As the sun began to set, flocks of mostly young men arrived at the mosque near the sand-filled Boeng Kak lake in Phnom Penh, and washed their hands, faces and feet before entering the dining area, located on the ground floor of the white-tiled, $2.9 million Alserkal mosque, which was inaugurated in March.
“This period we use to become more virtuous. We sacrifice to receive good things later,” said 23-year-old Tin, a first year student at Norton University.
“It is normal for us to fast.
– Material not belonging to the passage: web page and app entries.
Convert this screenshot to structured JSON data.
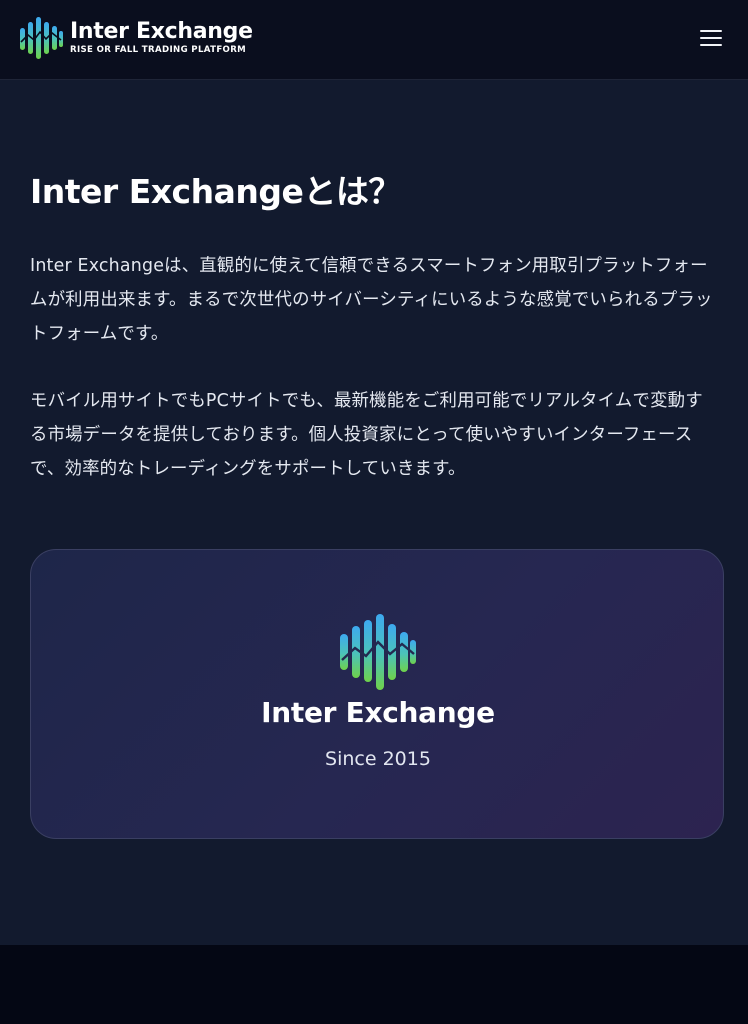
{
  "header": {
    "brand_name": "Inter Exchange",
    "brand_tagline": "RISE OR FALL TRADING PLATFORM",
    "logo_icon": "equalizer-bars-logo-icon",
    "menu_icon": "hamburger-menu-icon"
  },
  "about": {
    "title": "Inter Exchangeとは？",
    "paragraph_1": "Inter Exchangeは、直観的に使えて信頼できるスマートフォン用取引プラットフォームが利用出来ます。まるで次世代のサイバーシティにいるような感覚でいられるプラットフォームです。",
    "paragraph_2": "モバイル用サイトでもPCサイトでも、最新機能をご利用可能でリアルタイムで変動する市場データを提供しております。個人投資家にとって使いやすいインターフェースで、効率的なトレーディングをサポートしていきます。"
  },
  "card": {
    "name": "Inter Exchange",
    "since": "Since 2015"
  },
  "colors": {
    "header_bg": "#0a0e1e",
    "main_bg": "#121a2e",
    "footer_bg": "#040714",
    "logo_blue": "#3da9f0",
    "logo_green": "#6fd24a"
  }
}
We are hungry but we have to tolerate it. We stop everything, from smoking to using toothpaste, and we cannot be intimate with our girlfriends or wives,” he said.
By 6:15 p.m., tables were filled with hungry devotees waiting for the clock to hit 6:29. Once it did, the noisy room quieted down as everyone began to eat.
“It is a special time when people donate to the poor,” said 65-year-old As Math, the mosque’s caretaker, adding that the purpose of the fast is to help the faithful feel empathy for the poor.
“There are not many rich people in Cambodia, but we help each other however we can.”
According to Mr. Math, the dinners to break the daily fasts, known as iftars, will be offered for free at the mosque every day during Ramadan, financed by National Assembly lawmaker Othsman Hassan, who is Prime Minister Hun Sen’s special envoy to the Cham community.
On June 26, Mr. Hun Sen will hold a Ramadan dinner for more than 4,000 people on Koh Pich island, according to Set Muhammadsis of the Cambodian Muslim Development Foundation.